The Government’s inaction has directly or indirectly allowed Islamophobia to become institutionalised, embedded and even normalised across society. In China, there are Uyghur Muslims in concentration camps being forced to eat pork and drink alcohol, while Muslim women are being forced to marry non-Muslim men. In Myanmar, we have seen the genocidal campaign to wipe out Rohingya Muslim communities, with more than 25,000 killed and almost 1 million refugees fleeing to Cox’s Bazar. In Modi’s India, with extremist groups such as the Rashtriya Swayamsevak Sangh, we see an environment ripe for pogroms against Muslims. At this moment, we are witnessing collective punishment being endured by the people of Gaza. With the horrors of Srebrenica in living memory, the road map of inaction and growing far-right narratives, it is all too clear to Muslim communities where we could be heading.

My warning to the Government is that, if we do not act now, Muslims in this country might also face a Christchurch-style terrorist attack. The recent election of Geert Wilders in the Netherlands should worry us. Fringe, extreme views enter the mainstream when they are left unchecked. We can tackle this rising tide of hate only when good people speak up, when we become upstanders and not bystanders, and when we agree and openly believe that Muslims also matter.

If Governments such as mine can call out the treatment of Uyghur Muslims in China and can implement sanctions, how can they be so silent or offer only empty words when international law is brazenly and openly ignored by an ally nation? True justice takes brave conversations, because it means speaking truth to power, whether it is to a friend or anybody else.

For that reason, I recently accompanied my local dean, Andy Bowerman from Bradford cathedral, on a visit to Jaranwala in Pakistan with Islamic Relief—a Muslim charity for which I am an ambassador. I met Christian communities and provided them with aid and support following the religious persecution they have faced. As a Muslim of Pakistan/Kashmiri heritage, I felt it was my duty to support these minority communities facing persecution. Among the many stories I heard, the one that struck me the most was about how their Muslim neighbours stood between them and their attackers as their lives were put in danger—an act of bravery, courage and solidarity. I mention that because people do not expect everyone to fix their problems, but one thing that does give them hope in the darkest of days is the real sense of solidarity they receive from others who stand with them.
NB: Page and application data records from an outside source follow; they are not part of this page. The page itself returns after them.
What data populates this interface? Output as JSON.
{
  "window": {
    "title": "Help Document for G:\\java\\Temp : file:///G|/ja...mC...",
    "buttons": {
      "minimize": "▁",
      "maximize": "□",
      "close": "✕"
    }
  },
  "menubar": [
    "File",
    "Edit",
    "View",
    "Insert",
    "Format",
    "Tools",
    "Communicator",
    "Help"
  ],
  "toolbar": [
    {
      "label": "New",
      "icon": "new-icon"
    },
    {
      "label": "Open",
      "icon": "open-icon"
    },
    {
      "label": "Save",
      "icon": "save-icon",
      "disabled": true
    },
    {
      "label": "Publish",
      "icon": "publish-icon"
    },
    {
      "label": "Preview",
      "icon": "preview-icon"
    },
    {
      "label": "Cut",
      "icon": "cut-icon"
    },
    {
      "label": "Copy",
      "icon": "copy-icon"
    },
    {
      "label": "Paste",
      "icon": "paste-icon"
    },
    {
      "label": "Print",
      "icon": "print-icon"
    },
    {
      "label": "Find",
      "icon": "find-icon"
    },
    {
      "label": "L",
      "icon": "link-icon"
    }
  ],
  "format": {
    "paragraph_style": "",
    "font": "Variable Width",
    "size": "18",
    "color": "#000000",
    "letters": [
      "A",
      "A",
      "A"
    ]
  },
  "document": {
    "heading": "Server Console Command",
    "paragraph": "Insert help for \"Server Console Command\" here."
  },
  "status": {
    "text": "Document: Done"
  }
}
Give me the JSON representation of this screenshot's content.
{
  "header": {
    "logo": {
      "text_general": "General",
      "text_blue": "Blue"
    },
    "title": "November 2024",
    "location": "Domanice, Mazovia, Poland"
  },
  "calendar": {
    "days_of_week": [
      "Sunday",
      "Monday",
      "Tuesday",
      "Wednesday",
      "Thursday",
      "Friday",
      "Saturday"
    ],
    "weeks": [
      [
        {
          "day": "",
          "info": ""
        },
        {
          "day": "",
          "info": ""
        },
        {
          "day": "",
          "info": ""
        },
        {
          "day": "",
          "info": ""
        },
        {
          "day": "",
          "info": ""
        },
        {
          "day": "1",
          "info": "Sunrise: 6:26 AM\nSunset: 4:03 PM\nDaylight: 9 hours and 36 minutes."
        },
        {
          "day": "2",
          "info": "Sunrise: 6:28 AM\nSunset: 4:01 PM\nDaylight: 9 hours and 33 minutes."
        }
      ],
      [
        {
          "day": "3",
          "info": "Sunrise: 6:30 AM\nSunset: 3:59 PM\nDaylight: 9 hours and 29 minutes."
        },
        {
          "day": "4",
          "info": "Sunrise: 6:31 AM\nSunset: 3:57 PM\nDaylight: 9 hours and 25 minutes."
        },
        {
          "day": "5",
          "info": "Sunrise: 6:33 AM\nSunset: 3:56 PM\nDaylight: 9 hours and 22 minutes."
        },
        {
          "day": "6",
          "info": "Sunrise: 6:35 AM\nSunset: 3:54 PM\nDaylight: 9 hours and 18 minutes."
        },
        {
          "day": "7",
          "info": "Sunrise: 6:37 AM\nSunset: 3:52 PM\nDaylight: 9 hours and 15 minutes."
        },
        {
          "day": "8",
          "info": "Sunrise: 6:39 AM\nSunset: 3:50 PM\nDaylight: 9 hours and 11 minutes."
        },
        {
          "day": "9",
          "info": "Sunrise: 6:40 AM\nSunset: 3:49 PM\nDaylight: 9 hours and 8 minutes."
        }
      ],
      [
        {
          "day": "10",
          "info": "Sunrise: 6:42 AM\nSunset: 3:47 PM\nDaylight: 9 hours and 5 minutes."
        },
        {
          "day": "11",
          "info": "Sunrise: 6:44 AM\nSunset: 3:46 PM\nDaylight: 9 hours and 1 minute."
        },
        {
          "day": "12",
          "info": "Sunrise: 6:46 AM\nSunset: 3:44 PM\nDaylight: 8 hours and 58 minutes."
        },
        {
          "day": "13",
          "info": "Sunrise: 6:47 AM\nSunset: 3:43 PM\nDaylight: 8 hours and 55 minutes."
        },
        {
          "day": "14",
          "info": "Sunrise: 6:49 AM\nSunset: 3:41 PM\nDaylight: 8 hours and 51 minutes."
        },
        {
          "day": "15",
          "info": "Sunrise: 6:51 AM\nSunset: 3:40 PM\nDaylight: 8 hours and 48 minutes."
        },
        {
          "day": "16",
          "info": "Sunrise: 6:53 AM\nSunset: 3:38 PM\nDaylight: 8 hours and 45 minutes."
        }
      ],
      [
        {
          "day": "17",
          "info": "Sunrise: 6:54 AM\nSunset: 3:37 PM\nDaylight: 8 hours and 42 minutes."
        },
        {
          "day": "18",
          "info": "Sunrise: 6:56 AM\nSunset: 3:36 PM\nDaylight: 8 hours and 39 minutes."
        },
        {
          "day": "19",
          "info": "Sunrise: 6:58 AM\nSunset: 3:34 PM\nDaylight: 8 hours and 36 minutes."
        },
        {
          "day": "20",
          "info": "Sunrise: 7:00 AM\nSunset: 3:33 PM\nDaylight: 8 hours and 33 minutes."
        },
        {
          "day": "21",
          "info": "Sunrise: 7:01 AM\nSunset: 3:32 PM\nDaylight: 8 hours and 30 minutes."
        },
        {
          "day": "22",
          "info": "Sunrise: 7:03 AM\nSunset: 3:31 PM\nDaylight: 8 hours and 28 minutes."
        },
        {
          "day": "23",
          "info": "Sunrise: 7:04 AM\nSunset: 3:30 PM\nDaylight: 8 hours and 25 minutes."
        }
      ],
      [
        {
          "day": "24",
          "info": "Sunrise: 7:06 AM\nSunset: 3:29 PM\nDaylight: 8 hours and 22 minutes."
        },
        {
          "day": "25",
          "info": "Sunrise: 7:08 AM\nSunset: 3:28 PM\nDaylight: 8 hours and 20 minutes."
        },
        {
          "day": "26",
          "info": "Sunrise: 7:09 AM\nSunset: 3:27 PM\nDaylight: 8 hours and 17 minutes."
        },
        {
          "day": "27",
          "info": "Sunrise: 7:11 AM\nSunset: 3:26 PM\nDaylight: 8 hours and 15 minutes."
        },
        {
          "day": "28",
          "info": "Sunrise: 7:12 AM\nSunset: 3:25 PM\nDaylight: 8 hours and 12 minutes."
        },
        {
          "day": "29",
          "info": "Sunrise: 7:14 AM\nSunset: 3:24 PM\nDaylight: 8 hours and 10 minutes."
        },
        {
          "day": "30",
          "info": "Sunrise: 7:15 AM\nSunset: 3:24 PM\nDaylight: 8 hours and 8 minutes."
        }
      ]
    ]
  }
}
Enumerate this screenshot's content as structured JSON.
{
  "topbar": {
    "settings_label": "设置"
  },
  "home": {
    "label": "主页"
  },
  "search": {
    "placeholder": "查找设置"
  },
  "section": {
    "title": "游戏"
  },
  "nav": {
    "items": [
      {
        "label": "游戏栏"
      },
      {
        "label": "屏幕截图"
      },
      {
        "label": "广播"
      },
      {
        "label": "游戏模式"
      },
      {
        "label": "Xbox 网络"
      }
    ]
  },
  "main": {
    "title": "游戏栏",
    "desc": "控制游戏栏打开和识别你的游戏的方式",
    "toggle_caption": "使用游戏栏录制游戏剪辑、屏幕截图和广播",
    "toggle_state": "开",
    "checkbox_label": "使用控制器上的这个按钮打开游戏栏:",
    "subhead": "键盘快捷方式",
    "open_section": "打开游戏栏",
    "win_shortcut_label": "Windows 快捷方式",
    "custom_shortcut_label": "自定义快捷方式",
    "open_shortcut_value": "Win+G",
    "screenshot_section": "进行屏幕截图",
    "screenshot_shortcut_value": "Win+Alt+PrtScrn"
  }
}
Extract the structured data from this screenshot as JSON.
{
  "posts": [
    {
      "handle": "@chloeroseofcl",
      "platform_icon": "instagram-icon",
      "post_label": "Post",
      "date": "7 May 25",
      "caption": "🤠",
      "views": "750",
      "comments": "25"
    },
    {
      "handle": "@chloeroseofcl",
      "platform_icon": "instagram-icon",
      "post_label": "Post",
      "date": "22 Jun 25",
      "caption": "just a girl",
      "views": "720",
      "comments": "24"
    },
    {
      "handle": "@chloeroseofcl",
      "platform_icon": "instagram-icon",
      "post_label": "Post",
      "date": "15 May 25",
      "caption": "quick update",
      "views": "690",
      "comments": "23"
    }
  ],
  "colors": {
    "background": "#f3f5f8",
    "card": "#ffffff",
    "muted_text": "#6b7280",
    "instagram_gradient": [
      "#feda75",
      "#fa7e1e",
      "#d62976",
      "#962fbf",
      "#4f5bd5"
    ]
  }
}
Let us stand together and challenge all injustice equally.

My ask to the Minister is simple: will she today announce any new solutions and policies that the Government will act on to help tackle Islamophobia? The debate on the APPG definition of Islamophobia is over. Islamophobia has been defined. That boat sailed five years ago. When will the Minister and the Government adopt the definition?

Three and a half years ago, at the same time as they announced an adviser on antisemitism, the Government announced an adviser on Islamophobia. Three and a half years later, there is rightly still an adviser on anti- semitism, so why are the Government not taking seriously, and recruiting somebody for, the role of Islamophobia adviser? Given the rising levels of Islamophobia across society—this is much like what we saw with the announcements in the autumn statement—what new funding will the Minister announce to enable us to tackle deep-rooted Islamophobia?

There are good colleagues here on both sides of the Chamber, and from all parties, calling out Islamophobia and the Government’s failures. If the Minister does not provide answers and solutions today but prefers to use her time at the Dispatch Box to further gaslight British Muslim communities, that will once again signal to them that the Government will do nothing to challenge the Islamophobia they face and will signal to wider society that there is a hierarchy in racism. Although inaction may mean nothing to the Government, the danger of not acting would, sadly, be felt by British Muslims. Taking no decision is also a decision.